▶ [Dataset rows for apps and sites]:
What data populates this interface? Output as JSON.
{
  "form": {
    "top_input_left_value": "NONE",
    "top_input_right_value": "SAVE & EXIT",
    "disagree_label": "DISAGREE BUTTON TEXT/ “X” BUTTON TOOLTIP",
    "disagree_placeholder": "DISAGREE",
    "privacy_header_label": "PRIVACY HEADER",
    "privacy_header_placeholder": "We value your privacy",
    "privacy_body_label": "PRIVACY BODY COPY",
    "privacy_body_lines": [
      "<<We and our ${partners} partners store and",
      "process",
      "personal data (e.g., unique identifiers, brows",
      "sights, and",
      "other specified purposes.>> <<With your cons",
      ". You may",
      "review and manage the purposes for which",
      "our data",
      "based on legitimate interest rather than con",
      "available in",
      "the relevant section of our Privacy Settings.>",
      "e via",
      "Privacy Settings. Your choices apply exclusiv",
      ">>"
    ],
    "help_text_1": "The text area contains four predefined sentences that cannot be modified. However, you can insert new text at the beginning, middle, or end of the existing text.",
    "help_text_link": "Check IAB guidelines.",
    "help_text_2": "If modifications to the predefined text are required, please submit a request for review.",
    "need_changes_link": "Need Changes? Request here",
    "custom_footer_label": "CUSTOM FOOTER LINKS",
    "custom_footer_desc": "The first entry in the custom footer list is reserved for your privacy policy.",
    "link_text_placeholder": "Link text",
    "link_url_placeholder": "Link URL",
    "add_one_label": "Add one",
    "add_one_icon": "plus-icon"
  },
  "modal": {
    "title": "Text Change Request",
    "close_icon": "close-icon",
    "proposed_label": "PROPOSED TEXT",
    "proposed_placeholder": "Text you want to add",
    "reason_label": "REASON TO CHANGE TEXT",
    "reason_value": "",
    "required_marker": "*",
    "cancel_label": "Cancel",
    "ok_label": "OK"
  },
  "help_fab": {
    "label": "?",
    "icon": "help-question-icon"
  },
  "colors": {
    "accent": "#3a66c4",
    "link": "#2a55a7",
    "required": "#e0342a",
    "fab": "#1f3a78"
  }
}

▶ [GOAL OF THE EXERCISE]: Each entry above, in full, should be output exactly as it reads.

▶ [RESPONSE FOR THIS EXERCISE]:
What data populates this interface? Output as JSON.
{
  "form": {
    "top_input_left_value": "NONE",
    "top_input_right_value": "SAVE & EXIT",
    "disagree_label": "DISAGREE BUTTON TEXT/ “X” BUTTON TOOLTIP",
    "disagree_placeholder": "DISAGREE",
    "privacy_header_label": "PRIVACY HEADER",
    "privacy_header_placeholder": "We value your privacy",
    "privacy_body_label": "PRIVACY BODY COPY",
    "privacy_body_lines": [
      "<<We and our ${partners} partners store and",
      "process",
      "personal data (e.g., unique identifiers, brows",
      "sights, and",
      "other specified purposes.>> <<With your cons",
      ". You may",
      "review and manage the purposes for which",
      "our data",
      "based on legitimate interest rather than con",
      "available in",
      "the relevant section of our Privacy Settings.>",
      "e via",
      "Privacy Settings. Your choices apply exclusiv",
      ">>"
    ],
    "help_text_1": "The text area contains four predefined sentences that cannot be modified. However, you can insert new text at the beginning, middle, or end of the existing text.",
    "help_text_link": "Check IAB guidelines.",
    "help_text_2": "If modifications to the predefined text are required, please submit a request for review.",
    "need_changes_link": "Need Changes? Request here",
    "custom_footer_label": "CUSTOM FOOTER LINKS",
    "custom_footer_desc": "The first entry in the custom footer list is reserved for your privacy policy.",
    "link_text_placeholder": "Link text",
    "link_url_placeholder": "Link URL",
    "add_one_label": "Add one",
    "add_one_icon": "plus-icon"
  },
  "modal": {
    "title": "Text Change Request",
    "close_icon": "close-icon",
    "proposed_label": "PROPOSED TEXT",
    "proposed_placeholder": "Text you want to add",
    "reason_label": "REASON TO CHANGE TEXT",
    "reason_value": "",
    "required_marker": "*",
    "cancel_label": "Cancel",
    "ok_label": "OK"
  },
  "help_fab": {
    "label": "?",
    "icon": "help-question-icon"
  },
  "colors": {
    "accent": "#3a66c4",
    "link": "#2a55a7",
    "required": "#e0342a",
    "fab": "#1f3a78"
  }
}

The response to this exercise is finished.